For example, you can increase click-through rate and sales by shipping products with FBA. Fulfilled by Amazon offers free 2-day shipping to 30 million Amazon Prime subscribers, building brand credibility and consumer confidence.
Building Brand Confidence
The hardest part of selling a private label product isn't exposure, it's customer perception. Most niches are flooded with generic products, many of which are subpar quality at best. For example, a quick google search for balloons or paper products will likely result in a lot of products that are primarily bulk-ordered from Alibaba.
You need to convince buyers that you're more than just another generic mass-produced seller. If you're offering a quality product, you have to present it in a quality way. That means professional pictures, unique design, and high-quality product listings. Take a look at any Anker product, or an Amazon Kindle. Your product listings should offer the same graphics quality, pictures, design, and quality to potential buyers.
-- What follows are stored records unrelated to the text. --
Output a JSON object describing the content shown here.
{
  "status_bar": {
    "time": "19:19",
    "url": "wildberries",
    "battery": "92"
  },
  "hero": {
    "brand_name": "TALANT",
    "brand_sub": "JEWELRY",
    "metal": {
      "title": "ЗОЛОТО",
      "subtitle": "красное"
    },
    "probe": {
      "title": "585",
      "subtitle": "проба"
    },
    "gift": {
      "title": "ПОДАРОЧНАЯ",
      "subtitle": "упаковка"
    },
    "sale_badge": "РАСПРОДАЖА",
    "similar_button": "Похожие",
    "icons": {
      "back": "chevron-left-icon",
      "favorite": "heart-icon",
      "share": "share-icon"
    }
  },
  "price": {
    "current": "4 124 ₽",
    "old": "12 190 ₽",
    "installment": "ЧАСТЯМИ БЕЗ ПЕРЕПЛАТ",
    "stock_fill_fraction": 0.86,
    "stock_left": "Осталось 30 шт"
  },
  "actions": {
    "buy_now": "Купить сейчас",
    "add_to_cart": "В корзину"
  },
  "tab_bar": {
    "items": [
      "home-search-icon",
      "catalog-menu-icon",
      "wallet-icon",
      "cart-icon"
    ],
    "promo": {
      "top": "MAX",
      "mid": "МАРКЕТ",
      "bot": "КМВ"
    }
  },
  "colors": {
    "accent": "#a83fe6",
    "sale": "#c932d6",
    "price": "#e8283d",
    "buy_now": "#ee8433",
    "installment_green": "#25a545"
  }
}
If you can build confidence and start to make sales, all you need is reviews. Running early promotions to get buyers and therefore reviews can be immensely helpful in jumpstarting a brand.
You'll also have to follow up. Take Anker's example and send carefully packaged and branded products. Offer color variations and design options. Make it easy for customers to contact customer support or to ask for technical support. Offer great customer service, run a social media platform, accept returns, go above and beyond to make your customers happy, and take losses when necessary for creating a better brand image.
All of this sounds expensive, and it is, but it will pay off in the long run because you are building consumer trust.
The longer you're in business, the more competition you'll face. Amazon copy-cats steal brand ideas and it's likely that if you launch a new product, you'll be facing stiff competition from Chinese resellers within 6 months. The only way to stay on top is to keep innovating, keep introducing new products, and retain your brand value and quality across the board.
A quick search of Amazon will reveal that Anker has over 5,000 products on the marketplace, just 6 years after launch. While you don't have to be nearly so ambitious, you have to keep moving. In fact, Anker is slowly but surely moving out of their base market. Yang believes that longer battery life and wireless charging will soon make chargers and portable batteries irrelevant, that's why they're diversifying into Bluetooth headphones and speakers, wireless charging, and a new brand called Eufy, selling smart electronics like robotic vacuums.
You can handle this by staying on top of reviews, tracking changes to your niche or industry, and continuing market research. If you can identify trends and stay on top of them with products that meet consumer needs, you can continue to make sales ahead of copycats.
Amazon and other online marketplaces offer an easier way to launch a brand and compete with large-scale industry. With lowered overhead, reduced costs of advertising, and easier ways to market and promote products, launching a brand on Amazon is significantly easier and more cost-effective than selling through traditional retailers and using middle-men to market products for you.
However, you still have to stay on top of market trends, keep up with changing consumer needs, and pay attention to customers. If you can run your brand like a professional business, and treat customers the same or better than they would get from a high-end customer, while offering quality products for the money, your brand will succeed.
Written By Chad Rubin
Chad Rubin is the co-founder and chief executive officer of Skubana, a multichannel e-commerce software the enables brands to unlock growth by unifying their back-office operations.